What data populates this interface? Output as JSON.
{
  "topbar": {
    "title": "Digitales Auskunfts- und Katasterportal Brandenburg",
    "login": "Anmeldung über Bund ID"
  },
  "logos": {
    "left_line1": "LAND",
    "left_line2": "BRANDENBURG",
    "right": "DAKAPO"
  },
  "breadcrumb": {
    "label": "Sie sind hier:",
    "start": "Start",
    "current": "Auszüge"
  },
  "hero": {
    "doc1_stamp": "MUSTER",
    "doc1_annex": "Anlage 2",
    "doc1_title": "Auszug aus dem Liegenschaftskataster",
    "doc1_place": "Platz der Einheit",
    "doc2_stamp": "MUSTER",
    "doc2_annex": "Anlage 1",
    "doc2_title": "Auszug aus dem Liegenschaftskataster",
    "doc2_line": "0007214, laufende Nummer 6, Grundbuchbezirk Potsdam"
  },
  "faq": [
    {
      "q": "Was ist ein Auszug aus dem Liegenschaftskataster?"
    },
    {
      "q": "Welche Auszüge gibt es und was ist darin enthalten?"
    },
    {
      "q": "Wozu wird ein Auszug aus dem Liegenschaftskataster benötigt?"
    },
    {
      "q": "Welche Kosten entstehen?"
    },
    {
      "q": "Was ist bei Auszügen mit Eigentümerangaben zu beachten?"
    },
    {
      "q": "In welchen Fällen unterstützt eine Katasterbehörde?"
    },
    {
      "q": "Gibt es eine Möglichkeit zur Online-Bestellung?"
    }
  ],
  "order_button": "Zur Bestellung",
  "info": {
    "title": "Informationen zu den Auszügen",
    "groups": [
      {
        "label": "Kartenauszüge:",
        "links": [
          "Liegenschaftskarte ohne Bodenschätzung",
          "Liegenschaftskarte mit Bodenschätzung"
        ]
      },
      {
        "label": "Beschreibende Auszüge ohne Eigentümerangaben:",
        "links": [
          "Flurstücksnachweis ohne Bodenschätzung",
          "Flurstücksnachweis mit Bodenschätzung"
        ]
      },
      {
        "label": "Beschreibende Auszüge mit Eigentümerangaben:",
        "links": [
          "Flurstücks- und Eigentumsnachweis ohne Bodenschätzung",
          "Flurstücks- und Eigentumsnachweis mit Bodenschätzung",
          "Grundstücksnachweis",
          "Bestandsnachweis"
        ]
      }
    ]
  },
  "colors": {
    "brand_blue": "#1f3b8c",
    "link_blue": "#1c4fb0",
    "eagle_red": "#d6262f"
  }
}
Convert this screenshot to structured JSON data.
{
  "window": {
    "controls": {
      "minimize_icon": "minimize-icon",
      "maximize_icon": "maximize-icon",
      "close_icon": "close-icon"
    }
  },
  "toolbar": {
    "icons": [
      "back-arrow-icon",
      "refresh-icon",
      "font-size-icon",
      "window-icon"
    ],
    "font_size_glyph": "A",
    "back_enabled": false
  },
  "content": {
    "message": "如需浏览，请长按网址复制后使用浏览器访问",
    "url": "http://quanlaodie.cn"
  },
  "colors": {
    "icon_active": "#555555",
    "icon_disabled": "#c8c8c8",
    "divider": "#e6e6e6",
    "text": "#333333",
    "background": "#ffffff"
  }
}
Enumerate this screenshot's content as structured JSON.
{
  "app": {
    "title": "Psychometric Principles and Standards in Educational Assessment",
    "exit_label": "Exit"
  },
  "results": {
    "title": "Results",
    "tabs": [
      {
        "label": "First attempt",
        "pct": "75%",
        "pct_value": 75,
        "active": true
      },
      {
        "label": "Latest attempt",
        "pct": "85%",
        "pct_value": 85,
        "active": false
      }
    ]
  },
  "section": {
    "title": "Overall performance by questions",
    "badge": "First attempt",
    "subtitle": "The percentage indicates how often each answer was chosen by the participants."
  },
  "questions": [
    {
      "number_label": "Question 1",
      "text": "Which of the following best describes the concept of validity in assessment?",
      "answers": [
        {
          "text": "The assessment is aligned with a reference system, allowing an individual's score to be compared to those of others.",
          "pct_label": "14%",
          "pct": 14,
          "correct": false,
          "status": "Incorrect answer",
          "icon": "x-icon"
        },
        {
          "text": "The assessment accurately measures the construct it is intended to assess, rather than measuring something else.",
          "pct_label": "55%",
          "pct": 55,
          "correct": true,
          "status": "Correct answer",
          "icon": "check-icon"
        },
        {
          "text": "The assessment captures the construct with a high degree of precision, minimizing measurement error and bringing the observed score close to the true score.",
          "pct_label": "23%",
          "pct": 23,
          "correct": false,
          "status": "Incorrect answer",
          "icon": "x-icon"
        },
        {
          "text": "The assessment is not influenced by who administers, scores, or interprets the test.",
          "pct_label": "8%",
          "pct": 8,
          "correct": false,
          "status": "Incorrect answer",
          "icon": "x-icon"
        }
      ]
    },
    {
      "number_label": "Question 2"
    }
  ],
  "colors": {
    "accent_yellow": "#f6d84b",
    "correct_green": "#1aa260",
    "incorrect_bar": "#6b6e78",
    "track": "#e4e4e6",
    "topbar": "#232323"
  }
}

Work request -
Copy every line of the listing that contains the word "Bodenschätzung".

Expected answer -
          "Liegenschaftskarte ohne Bodenschätzung",
          "Liegenschaftskarte mit Bodenschätzung"
          "Flurstücksnachweis ohne Bodenschätzung",
          "Flurstücksnachweis mit Bodenschätzung"
          "Flurstücks- und Eigentumsnachweis ohne Bodenschätzung",
          "Flurstücks- und Eigentumsnachweis mit Bodenschätzung",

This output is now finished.